Entries taken from a collection
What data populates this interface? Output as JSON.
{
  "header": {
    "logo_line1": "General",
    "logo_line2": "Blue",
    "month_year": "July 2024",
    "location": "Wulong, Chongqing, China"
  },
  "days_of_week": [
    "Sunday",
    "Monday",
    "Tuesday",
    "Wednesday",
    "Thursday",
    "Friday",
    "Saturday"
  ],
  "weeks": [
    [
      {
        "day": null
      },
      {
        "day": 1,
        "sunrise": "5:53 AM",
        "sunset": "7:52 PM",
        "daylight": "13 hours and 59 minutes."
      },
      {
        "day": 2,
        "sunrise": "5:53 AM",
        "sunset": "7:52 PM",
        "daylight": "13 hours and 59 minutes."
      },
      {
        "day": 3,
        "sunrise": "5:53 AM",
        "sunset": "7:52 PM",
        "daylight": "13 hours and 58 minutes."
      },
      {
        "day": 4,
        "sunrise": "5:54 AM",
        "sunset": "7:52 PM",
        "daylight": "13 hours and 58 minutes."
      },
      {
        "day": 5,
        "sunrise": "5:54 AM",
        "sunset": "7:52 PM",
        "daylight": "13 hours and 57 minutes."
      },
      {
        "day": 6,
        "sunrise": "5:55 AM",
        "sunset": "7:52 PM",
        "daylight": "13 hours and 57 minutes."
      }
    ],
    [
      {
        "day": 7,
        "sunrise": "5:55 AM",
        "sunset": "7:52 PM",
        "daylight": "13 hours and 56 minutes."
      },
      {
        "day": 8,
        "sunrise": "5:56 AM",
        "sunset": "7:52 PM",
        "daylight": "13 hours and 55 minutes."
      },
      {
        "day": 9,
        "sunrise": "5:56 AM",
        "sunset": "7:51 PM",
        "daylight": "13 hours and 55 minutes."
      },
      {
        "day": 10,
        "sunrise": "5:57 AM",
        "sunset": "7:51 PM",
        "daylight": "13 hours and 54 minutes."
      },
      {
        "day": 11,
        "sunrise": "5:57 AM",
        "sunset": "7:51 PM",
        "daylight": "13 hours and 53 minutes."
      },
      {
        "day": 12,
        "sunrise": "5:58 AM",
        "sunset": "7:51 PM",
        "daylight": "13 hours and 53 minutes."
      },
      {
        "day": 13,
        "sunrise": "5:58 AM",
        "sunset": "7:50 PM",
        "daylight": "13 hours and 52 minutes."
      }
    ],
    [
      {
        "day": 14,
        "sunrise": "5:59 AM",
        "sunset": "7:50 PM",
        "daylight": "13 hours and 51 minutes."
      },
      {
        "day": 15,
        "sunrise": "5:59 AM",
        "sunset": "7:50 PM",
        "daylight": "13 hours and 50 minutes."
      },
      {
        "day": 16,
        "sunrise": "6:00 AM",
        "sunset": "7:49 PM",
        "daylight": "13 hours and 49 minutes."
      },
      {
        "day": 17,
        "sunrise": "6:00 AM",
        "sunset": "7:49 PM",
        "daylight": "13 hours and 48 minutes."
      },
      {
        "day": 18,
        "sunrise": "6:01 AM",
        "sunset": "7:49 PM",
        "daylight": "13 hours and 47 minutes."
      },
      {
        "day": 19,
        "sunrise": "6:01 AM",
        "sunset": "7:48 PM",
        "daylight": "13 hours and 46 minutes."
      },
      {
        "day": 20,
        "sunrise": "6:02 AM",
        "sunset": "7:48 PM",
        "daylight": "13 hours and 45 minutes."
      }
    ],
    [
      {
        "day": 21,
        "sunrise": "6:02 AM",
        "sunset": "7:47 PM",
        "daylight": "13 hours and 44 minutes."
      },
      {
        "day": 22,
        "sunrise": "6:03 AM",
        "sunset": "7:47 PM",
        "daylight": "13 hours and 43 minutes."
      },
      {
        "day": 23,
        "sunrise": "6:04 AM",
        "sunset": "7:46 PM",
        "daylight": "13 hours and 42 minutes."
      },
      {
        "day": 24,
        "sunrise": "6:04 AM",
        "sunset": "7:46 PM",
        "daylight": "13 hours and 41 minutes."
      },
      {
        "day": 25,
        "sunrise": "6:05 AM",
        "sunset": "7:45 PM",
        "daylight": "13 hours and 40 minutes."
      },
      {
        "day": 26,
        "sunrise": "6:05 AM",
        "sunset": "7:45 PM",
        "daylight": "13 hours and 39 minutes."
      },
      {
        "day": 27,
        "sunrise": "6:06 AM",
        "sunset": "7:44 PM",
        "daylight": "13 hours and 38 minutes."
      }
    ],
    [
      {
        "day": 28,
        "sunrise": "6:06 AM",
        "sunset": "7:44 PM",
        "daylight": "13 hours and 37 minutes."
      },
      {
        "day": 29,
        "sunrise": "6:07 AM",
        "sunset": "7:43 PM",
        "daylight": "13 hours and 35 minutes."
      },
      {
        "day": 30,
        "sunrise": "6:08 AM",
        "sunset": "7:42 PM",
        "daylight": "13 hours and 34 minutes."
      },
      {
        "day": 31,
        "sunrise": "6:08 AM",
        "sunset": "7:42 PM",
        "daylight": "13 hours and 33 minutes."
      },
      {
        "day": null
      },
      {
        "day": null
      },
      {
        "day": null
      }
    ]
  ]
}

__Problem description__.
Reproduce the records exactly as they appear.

__Completed exercise__.
What data populates this interface? Output as JSON.
{
  "header": {
    "logo_line1": "General",
    "logo_line2": "Blue",
    "month_year": "July 2024",
    "location": "Wulong, Chongqing, China"
  },
  "days_of_week": [
    "Sunday",
    "Monday",
    "Tuesday",
    "Wednesday",
    "Thursday",
    "Friday",
    "Saturday"
  ],
  "weeks": [
    [
      {
        "day": null
      },
      {
        "day": 1,
        "sunrise": "5:53 AM",
        "sunset": "7:52 PM",
        "daylight": "13 hours and 59 minutes."
      },
      {
        "day": 2,
        "sunrise": "5:53 AM",
        "sunset": "7:52 PM",
        "daylight": "13 hours and 59 minutes."
      },
      {
        "day": 3,
        "sunrise": "5:53 AM",
        "sunset": "7:52 PM",
        "daylight": "13 hours and 58 minutes."
      },
      {
        "day": 4,
        "sunrise": "5:54 AM",
        "sunset": "7:52 PM",
        "daylight": "13 hours and 58 minutes."
      },
      {
        "day": 5,
        "sunrise": "5:54 AM",
        "sunset": "7:52 PM",
        "daylight": "13 hours and 57 minutes."
      },
      {
        "day": 6,
        "sunrise": "5:55 AM",
        "sunset": "7:52 PM",
        "daylight": "13 hours and 57 minutes."
      }
    ],
    [
      {
        "day": 7,
        "sunrise": "5:55 AM",
        "sunset": "7:52 PM",
        "daylight": "13 hours and 56 minutes."
      },
      {
        "day": 8,
        "sunrise": "5:56 AM",
        "sunset": "7:52 PM",
        "daylight": "13 hours and 55 minutes."
      },
      {
        "day": 9,
        "sunrise": "5:56 AM",
        "sunset": "7:51 PM",
        "daylight": "13 hours and 55 minutes."
      },
      {
        "day": 10,
        "sunrise": "5:57 AM",
        "sunset": "7:51 PM",
        "daylight": "13 hours and 54 minutes."
      },
      {
        "day": 11,
        "sunrise": "5:57 AM",
        "sunset": "7:51 PM",
        "daylight": "13 hours and 53 minutes."
      },
      {
        "day": 12,
        "sunrise": "5:58 AM",
        "sunset": "7:51 PM",
        "daylight": "13 hours and 53 minutes."
      },
      {
        "day": 13,
        "sunrise": "5:58 AM",
        "sunset": "7:50 PM",
        "daylight": "13 hours and 52 minutes."
      }
    ],
    [
      {
        "day": 14,
        "sunrise": "5:59 AM",
        "sunset": "7:50 PM",
        "daylight": "13 hours and 51 minutes."
      },
      {
        "day": 15,
        "sunrise": "5:59 AM",
        "sunset": "7:50 PM",
        "daylight": "13 hours and 50 minutes."
      },
      {
        "day": 16,
        "sunrise": "6:00 AM",
        "sunset": "7:49 PM",
        "daylight": "13 hours and 49 minutes."
      },
      {
        "day": 17,
        "sunrise": "6:00 AM",
        "sunset": "7:49 PM",
        "daylight": "13 hours and 48 minutes."
      },
      {
        "day": 18,
        "sunrise": "6:01 AM",
        "sunset": "7:49 PM",
        "daylight": "13 hours and 47 minutes."
      },
      {
        "day": 19,
        "sunrise": "6:01 AM",
        "sunset": "7:48 PM",
        "daylight": "13 hours and 46 minutes."
      },
      {
        "day": 20,
        "sunrise": "6:02 AM",
        "sunset": "7:48 PM",
        "daylight": "13 hours and 45 minutes."
      }
    ],
    [
      {
        "day": 21,
        "sunrise": "6:02 AM",
        "sunset": "7:47 PM",
        "daylight": "13 hours and 44 minutes."
      },
      {
        "day": 22,
        "sunrise": "6:03 AM",
        "sunset": "7:47 PM",
        "daylight": "13 hours and 43 minutes."
      },
      {
        "day": 23,
        "sunrise": "6:04 AM",
        "sunset": "7:46 PM",
        "daylight": "13 hours and 42 minutes."
      },
      {
        "day": 24,
        "sunrise": "6:04 AM",
        "sunset": "7:46 PM",
        "daylight": "13 hours and 41 minutes."
      },
      {
        "day": 25,
        "sunrise": "6:05 AM",
        "sunset": "7:45 PM",
        "daylight": "13 hours and 40 minutes."
      },
      {
        "day": 26,
        "sunrise": "6:05 AM",
        "sunset": "7:45 PM",
        "daylight": "13 hours and 39 minutes."
      },
      {
        "day": 27,
        "sunrise": "6:06 AM",
        "sunset": "7:44 PM",
        "daylight": "13 hours and 38 minutes."
      }
    ],
    [
      {
        "day": 28,
        "sunrise": "6:06 AM",
        "sunset": "7:44 PM",
        "daylight": "13 hours and 37 minutes."
      },
      {
        "day": 29,
        "sunrise": "6:07 AM",
        "sunset": "7:43 PM",
        "daylight": "13 hours and 35 minutes."
      },
      {
        "day": 30,
        "sunrise": "6:08 AM",
        "sunset": "7:42 PM",
        "daylight": "13 hours and 34 minutes."
      },
      {
        "day": 31,
        "sunrise": "6:08 AM",
        "sunset": "7:42 PM",
        "daylight": "13 hours and 33 minutes."
      },
      {
        "day": null
      },
      {
        "day": null
      },
      {
        "day": null
      }
    ]
  ]
}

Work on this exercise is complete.